**TASK DETAILS:** Report, in full, each line of the material below in which the string "value" occurs.

**SUPPLIED DATA:**
::::

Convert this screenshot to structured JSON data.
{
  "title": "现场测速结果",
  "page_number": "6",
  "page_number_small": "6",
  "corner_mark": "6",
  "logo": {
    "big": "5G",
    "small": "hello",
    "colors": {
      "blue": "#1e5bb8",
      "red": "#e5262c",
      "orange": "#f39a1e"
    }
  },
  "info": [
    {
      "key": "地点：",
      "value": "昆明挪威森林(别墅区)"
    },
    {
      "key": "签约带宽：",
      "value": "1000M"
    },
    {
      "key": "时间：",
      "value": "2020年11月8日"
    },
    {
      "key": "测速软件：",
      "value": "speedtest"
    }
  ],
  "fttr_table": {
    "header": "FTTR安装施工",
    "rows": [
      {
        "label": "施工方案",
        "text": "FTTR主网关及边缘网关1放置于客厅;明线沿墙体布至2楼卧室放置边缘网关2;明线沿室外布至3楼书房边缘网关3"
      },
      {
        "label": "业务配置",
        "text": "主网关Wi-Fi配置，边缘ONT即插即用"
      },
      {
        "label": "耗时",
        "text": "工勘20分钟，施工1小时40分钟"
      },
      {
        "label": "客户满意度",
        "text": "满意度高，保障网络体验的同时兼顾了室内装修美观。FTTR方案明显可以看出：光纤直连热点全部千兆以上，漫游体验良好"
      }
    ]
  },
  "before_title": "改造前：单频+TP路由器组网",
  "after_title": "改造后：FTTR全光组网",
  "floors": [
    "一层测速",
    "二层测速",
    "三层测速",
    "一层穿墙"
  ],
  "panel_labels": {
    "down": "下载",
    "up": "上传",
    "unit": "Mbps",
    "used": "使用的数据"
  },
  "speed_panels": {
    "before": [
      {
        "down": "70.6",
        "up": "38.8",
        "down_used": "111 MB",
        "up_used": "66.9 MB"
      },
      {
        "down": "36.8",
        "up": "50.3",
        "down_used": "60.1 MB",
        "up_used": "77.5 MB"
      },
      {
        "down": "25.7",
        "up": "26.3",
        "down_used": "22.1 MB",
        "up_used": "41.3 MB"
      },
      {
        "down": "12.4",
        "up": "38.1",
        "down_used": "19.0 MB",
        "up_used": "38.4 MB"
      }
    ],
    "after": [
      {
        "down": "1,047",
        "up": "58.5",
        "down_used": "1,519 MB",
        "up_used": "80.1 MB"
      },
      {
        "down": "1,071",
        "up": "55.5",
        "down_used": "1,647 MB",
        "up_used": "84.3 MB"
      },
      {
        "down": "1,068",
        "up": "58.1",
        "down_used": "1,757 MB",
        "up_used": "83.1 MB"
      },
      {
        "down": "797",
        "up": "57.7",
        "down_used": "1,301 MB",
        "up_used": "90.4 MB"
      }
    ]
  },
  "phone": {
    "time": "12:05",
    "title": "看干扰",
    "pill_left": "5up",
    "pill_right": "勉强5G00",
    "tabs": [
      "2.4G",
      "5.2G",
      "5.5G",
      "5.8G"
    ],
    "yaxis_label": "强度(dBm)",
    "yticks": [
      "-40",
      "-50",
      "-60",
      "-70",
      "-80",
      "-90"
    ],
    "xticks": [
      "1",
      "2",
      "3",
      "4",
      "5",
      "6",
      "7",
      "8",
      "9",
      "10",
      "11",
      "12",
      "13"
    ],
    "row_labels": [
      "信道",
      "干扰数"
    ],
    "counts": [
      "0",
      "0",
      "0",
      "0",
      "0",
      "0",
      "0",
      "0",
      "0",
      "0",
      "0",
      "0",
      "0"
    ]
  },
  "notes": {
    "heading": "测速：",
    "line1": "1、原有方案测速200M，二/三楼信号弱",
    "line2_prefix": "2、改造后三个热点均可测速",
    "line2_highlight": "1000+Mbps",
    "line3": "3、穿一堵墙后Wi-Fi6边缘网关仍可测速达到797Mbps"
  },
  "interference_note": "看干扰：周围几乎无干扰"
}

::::

**ANSWER SPACE:**
      "value": "昆明挪威森林(别墅区)"
      "value": "1000M"
      "value": "2020年11月8日"
      "value": "speedtest"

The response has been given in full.